ACTION ITEM
Go through the listing beneath and show each line containing the string "checked".

SUPPLIED DATA
※
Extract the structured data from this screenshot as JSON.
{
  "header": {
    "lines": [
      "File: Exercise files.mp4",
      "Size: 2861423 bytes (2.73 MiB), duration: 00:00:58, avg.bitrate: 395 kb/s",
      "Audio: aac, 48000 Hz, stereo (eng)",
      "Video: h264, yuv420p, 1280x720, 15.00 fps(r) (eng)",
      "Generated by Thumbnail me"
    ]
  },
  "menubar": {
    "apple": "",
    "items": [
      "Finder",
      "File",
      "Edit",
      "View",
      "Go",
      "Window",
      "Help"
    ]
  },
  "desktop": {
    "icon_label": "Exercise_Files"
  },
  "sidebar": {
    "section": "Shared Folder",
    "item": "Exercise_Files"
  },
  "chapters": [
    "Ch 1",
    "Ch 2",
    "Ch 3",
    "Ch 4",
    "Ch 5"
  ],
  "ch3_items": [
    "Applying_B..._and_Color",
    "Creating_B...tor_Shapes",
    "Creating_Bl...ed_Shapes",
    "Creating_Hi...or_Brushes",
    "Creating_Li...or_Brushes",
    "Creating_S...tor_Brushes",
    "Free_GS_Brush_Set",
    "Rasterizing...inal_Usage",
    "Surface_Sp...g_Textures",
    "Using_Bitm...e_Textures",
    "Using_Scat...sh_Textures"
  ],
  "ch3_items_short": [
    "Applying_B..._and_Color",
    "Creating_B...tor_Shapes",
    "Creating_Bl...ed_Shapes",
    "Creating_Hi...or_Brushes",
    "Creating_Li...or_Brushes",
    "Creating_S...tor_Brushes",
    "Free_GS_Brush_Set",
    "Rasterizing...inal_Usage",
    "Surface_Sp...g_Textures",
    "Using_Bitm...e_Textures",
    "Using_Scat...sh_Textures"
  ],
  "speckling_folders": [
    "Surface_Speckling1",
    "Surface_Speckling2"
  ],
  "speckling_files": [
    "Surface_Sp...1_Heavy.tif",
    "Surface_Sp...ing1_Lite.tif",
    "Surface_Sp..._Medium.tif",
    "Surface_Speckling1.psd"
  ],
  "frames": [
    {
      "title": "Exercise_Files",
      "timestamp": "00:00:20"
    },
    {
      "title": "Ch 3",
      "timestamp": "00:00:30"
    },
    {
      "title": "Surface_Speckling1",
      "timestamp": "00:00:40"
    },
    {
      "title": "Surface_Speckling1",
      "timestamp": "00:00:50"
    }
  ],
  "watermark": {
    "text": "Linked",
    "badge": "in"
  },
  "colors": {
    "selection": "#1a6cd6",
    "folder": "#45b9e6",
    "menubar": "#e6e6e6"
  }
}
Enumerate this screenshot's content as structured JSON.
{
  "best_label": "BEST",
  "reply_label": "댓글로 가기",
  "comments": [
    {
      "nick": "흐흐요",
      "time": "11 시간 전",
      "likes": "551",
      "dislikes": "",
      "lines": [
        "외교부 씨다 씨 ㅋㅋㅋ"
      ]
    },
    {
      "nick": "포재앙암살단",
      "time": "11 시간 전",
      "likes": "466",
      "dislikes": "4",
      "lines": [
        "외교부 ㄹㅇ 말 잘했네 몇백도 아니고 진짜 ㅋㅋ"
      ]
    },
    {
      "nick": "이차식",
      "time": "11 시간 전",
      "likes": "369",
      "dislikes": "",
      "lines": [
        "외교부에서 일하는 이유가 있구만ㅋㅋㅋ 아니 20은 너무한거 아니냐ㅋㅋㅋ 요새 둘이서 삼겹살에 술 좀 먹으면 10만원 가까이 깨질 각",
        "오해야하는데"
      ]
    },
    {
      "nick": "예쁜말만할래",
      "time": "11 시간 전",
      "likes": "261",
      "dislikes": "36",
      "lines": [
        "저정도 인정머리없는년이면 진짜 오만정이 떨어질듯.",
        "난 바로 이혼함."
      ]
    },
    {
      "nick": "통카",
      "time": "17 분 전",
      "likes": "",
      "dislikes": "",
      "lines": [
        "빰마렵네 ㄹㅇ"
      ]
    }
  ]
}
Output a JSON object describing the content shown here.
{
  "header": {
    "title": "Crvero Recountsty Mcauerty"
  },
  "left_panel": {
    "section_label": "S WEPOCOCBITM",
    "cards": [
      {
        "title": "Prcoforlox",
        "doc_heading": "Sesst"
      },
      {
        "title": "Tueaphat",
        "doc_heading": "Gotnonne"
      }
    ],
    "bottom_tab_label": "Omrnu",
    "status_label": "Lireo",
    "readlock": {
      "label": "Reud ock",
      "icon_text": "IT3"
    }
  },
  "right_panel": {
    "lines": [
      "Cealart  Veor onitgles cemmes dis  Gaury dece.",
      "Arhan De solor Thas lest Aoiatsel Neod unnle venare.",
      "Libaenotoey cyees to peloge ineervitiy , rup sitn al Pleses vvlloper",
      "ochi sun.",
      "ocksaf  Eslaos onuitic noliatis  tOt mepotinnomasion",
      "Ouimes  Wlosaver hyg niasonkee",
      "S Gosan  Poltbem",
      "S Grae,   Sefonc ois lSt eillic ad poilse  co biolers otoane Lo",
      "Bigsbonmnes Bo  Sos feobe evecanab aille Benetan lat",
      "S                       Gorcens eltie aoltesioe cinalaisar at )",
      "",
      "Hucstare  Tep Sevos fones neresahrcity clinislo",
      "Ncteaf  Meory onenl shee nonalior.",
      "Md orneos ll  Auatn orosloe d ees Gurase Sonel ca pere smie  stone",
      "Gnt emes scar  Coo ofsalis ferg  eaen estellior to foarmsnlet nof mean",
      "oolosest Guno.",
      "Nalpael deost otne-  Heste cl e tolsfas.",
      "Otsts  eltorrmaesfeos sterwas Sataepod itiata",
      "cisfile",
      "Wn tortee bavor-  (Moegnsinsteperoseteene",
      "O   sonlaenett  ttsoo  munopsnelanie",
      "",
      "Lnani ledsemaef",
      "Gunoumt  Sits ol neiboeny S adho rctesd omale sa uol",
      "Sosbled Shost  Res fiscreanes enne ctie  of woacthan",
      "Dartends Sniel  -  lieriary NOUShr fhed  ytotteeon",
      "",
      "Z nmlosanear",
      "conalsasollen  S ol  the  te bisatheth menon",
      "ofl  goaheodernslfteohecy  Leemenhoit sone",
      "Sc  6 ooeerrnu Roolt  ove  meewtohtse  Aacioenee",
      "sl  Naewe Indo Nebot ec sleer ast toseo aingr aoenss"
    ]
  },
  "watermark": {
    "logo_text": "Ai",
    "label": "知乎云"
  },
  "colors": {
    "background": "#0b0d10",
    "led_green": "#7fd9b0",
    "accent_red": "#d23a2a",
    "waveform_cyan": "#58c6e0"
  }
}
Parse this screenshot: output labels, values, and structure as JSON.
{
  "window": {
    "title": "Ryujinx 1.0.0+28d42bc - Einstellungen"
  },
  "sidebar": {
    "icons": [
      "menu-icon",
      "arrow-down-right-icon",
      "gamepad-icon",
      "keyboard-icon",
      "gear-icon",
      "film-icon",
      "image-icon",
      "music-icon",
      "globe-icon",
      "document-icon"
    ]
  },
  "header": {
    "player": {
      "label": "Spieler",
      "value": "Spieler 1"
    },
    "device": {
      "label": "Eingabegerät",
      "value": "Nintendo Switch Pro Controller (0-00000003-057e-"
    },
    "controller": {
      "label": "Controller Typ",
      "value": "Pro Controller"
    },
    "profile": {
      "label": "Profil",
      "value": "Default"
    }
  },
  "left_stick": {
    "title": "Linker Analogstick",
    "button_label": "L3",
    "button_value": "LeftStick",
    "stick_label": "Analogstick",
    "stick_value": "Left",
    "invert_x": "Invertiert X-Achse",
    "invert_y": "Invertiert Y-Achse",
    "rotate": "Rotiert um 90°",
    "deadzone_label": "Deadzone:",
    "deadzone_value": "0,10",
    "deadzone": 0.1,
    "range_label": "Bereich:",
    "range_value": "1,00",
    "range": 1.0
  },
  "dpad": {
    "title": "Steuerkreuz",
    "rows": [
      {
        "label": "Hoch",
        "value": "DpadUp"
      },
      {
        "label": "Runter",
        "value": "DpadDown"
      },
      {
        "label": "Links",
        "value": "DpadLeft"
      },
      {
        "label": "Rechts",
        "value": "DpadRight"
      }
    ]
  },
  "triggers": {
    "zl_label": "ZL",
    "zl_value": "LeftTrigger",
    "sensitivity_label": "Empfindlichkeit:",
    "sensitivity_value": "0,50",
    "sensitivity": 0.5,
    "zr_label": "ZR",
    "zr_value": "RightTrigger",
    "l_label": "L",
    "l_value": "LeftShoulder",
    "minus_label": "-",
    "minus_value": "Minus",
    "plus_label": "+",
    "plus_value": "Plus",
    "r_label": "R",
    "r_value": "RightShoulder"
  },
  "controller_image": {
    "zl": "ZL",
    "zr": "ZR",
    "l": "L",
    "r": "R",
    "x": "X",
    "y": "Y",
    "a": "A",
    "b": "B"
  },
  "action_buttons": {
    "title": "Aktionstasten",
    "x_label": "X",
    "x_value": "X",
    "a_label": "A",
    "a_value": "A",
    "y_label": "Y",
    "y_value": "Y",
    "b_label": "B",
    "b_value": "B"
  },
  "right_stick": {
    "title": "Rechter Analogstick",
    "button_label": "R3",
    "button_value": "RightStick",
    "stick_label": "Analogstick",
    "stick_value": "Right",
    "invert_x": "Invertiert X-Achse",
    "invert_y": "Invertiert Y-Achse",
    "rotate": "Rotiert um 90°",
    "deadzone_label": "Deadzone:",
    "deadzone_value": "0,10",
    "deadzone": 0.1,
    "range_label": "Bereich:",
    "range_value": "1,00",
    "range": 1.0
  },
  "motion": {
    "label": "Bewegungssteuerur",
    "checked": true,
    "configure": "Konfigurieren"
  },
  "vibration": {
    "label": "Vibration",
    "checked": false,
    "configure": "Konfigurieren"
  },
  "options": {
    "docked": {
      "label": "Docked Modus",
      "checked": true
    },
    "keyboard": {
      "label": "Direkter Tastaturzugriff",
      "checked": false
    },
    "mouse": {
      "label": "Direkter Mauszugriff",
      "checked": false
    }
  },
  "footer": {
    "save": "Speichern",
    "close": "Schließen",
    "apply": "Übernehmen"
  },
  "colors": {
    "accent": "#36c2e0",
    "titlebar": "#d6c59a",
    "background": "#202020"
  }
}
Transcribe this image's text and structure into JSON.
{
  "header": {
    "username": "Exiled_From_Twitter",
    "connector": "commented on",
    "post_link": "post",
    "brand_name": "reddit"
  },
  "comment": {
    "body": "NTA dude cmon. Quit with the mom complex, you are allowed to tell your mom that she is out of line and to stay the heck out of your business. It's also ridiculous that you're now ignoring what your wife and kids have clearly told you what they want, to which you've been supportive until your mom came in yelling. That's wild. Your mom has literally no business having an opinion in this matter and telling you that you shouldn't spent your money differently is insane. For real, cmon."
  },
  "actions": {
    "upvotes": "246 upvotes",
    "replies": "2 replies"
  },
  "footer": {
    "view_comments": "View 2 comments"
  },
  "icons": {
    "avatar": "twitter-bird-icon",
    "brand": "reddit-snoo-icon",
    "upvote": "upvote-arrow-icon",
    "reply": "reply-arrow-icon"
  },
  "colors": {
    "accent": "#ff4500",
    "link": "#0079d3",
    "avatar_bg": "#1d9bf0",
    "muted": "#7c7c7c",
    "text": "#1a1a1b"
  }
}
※
YOUR RESPONSE
    "checked": true,
    "checked": false,
      "checked": true
      "checked": false
      "checked": false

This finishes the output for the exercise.